BMe Community is looking to give away $10,000 to 25 black men changemakers in Miami, Akron, Philadelphia and Pittsburgh.
Benjamin Evans, the Miami community manager for BMe, says this is just one way to highlight black male excellence and to connect local leaders to a national network of like-minded individuals.
"Often times the narrative around black men is that we are the face of crime," Evans says. "We have to break some of those stereotypes and break some of those false narratives that are leading not only from people outside of the community, but people in the community."
Last year, the inaugural Miami-Dade BMe Leaders included 10 men from across different platforms including the tech industry, nonprofits and entrepreneurs.
Evans says it's not enough to acknowledge black men who are community innovators— BMe invests in them. The deadline to apply for the BMe Leader award is Feb. 21.
Meet three of 2016's BMe Miami-Dade Leaders:

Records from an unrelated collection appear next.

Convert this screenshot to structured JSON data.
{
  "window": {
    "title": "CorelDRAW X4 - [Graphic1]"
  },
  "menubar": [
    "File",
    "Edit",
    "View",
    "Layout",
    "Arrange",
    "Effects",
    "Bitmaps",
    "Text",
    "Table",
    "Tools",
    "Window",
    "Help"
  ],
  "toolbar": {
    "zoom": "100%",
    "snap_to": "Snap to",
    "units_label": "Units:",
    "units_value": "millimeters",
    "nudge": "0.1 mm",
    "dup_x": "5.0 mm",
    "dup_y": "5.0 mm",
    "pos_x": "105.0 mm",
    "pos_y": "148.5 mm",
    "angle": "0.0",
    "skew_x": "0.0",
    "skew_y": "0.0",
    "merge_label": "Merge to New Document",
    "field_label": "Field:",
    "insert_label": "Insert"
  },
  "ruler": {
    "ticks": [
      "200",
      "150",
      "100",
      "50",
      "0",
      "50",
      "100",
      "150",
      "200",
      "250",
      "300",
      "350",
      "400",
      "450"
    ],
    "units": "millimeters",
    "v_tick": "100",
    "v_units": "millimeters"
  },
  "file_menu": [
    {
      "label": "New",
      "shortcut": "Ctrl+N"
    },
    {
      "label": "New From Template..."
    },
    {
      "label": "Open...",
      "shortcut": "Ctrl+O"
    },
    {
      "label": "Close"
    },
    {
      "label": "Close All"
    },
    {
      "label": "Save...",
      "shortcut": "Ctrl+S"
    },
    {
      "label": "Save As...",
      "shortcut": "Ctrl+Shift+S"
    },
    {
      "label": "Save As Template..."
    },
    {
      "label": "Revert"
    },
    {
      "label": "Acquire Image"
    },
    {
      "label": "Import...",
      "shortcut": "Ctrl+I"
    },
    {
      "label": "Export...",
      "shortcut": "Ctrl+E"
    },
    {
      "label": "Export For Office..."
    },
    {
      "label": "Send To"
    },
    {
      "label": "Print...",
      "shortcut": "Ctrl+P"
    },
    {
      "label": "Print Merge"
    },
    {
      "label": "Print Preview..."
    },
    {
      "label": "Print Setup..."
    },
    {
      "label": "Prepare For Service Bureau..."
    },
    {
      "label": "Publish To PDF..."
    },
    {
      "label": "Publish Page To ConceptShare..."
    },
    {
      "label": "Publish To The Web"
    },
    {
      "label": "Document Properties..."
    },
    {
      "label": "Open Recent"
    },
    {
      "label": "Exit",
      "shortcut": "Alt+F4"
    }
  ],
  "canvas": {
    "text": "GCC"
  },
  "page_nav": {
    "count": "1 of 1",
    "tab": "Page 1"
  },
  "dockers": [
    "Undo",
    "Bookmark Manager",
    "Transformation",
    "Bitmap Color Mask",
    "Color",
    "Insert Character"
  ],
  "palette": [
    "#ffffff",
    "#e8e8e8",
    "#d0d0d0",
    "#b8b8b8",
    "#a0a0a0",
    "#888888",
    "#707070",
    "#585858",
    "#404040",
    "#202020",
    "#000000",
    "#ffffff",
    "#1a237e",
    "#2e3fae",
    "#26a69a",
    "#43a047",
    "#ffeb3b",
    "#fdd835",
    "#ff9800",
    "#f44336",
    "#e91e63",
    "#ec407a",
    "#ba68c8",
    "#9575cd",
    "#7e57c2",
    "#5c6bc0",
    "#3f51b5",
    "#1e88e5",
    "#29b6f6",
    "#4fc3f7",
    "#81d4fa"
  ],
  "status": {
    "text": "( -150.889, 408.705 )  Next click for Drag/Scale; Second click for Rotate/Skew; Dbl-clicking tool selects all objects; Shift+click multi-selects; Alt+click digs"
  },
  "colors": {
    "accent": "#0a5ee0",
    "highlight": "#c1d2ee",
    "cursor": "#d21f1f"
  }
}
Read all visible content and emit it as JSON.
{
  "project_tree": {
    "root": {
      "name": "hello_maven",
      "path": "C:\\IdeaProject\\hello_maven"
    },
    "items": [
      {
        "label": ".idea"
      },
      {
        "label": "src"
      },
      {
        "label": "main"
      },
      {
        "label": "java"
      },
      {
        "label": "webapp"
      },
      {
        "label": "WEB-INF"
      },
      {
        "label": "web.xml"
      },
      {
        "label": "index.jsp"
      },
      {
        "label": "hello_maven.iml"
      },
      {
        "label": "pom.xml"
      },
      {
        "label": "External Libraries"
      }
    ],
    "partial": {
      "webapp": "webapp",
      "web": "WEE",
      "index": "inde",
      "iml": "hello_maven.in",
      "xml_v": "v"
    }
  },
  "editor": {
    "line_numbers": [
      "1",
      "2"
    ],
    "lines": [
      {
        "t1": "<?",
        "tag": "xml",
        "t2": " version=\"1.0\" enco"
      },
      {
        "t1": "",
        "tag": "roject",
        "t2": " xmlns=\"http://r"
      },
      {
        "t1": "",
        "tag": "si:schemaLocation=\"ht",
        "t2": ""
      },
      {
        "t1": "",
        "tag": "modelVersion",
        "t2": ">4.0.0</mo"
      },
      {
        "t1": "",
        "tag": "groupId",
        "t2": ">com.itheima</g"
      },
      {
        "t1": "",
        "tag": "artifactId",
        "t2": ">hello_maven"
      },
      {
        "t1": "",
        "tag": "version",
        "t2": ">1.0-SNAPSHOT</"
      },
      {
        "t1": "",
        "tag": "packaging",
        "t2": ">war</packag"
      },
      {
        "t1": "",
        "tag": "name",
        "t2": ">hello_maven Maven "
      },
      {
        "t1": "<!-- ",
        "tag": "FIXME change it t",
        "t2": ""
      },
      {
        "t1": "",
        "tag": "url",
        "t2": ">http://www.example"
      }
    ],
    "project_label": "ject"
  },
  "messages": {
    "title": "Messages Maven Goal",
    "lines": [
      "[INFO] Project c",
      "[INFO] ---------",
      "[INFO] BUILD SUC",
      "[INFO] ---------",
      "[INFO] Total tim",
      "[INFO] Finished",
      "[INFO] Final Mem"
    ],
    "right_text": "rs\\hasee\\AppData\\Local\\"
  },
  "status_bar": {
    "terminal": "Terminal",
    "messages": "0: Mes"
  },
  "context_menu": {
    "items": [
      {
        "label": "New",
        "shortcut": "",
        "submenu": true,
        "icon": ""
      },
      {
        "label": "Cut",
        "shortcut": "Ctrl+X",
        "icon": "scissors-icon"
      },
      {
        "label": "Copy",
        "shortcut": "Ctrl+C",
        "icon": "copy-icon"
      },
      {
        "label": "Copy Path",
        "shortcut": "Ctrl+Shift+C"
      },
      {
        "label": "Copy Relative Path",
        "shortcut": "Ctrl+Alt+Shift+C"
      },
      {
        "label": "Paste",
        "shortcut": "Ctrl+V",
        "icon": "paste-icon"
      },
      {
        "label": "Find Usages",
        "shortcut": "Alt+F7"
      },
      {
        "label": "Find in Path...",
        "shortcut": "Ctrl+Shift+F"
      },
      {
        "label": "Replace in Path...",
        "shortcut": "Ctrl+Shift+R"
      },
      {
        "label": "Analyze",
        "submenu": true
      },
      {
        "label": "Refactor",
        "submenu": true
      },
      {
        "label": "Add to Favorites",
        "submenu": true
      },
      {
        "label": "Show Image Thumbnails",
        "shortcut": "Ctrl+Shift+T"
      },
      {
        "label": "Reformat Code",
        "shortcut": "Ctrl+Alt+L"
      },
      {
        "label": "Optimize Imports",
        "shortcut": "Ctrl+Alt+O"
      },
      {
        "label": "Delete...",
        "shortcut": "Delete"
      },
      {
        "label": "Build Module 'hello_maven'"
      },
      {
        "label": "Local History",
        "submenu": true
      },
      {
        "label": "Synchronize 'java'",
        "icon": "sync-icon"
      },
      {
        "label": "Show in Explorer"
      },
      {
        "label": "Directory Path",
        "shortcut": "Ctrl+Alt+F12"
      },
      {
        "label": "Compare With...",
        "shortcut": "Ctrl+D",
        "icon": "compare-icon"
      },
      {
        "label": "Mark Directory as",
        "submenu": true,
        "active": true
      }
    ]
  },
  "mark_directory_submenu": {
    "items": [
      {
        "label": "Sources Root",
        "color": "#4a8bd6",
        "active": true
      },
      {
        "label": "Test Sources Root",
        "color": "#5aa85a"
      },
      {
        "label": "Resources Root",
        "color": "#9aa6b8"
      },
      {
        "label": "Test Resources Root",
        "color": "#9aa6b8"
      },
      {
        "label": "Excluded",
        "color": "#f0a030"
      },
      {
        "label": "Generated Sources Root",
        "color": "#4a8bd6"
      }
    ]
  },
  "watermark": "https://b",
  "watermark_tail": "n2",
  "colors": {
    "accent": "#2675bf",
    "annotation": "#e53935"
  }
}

Senior site director, Breakthrough Miami at Ransom Everglades School
Webber Charles is mindful of how exploring and experiencing new cultures early in life can change the way young people see their future.
He is using his grant to support an international mentoring program for young people in South Florida. Through the program they are able to travel abroad, gain global experiences and see the different ways they are connected to the world.
Vice president of development, KCG Development
Marvin Wilmoth is a housing developer who works with local black-owned businesses helping them to thrive and grow.
He strives to create an atmosphere in Miami-Dade where black businesses can be sustainable and competitive.
Wilmoth will use his BMe Leader award to support an eco-friendly work space for Miami’s social entrepreneurs.
Marlon A. Hill,
Attorney and partner at Hamilton, Miller & Birthisel, LLP
Marlon Hill is a mentor to many young men in South Florida.
The Jamaican-born attorney knows firsthand the challenges to adjusting to a new community as an immigrant. Today, he serves as a go-to person in Miami for new arrivals from across the Caribbean.
Marlon will use his BMe Leader award to assist young black men who are immigrants.